The new e-bookstore went live Wednesday with 1.5 million volumes. Borders, the second largest bookstore chain in the U.S., is late to the online e-book party compared to competitors Barnes & Noble and Amazon.com.

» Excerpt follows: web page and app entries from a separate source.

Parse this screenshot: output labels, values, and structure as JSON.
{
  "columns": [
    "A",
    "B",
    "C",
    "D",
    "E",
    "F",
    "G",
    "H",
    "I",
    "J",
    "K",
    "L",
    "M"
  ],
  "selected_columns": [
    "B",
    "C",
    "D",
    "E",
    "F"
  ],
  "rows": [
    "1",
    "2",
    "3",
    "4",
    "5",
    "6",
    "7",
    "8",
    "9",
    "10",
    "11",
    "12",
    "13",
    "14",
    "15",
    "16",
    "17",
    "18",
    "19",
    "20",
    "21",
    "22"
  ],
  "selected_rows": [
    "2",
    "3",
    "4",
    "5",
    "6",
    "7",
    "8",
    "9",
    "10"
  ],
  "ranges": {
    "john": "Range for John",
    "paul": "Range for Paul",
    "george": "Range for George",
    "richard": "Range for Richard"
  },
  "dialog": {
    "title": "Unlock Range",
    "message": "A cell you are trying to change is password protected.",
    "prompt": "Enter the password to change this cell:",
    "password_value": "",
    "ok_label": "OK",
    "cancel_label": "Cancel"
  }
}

Nevertheless, the retailer has set a goal of grabbing 17 percent of the e-book market within the next 12 months.
Only about 5 percent of Borders sales today are generated through its Web site, and those sales consist almost entirely of hard-copy book sales.
"We'll take market share just by turning [the e-bookstore] on," said Border CEO Mike Edwards in an interview with Reuters. "A lot of people have said, 'You're kind of late to the game,' and I'm saying the game actually just started."
The online bookstore is “powered by global e-reading service Kobo,” according to the Borders press release, and Borders sells the $149 Kobo eReader device, as well as the Aluratek Libre eReader, through Borders.com.
But the company is taking the position that it’s a bookseller, not an e-reader device manufacturer, and it’s supporting a handful of document formats with its digital offerings. Borders said supported formats include ePub and PDF, and free versions of the Kobo application that run on a range of devices, including Apple’s iPhone and iPad, PCs, Macintosh computers, BlackBerry phones and mobile devices based on the Android operating system.
Borders is providing “thousands of free titles” to help attract customers. The retailer is also offering its Borders Rewards loyalty program members benefits such as special gift cards and incentives on e-reader purchases.
While Amazon.com and Barnes & Noble have heavily invested in their Kindle and Nook e-reader devices, respectively, Borders is betting that “value-priced” e-readers like those from Kobo and Aluratek that sell for less than $150 will be a hit with cost-conscious consumers and boost its e-book sales – following the old razor/razor blades sales model.
Amazon and Barnes & Noble recently have cut prices on their e-readers to bring them more in line with the lower-cost devices.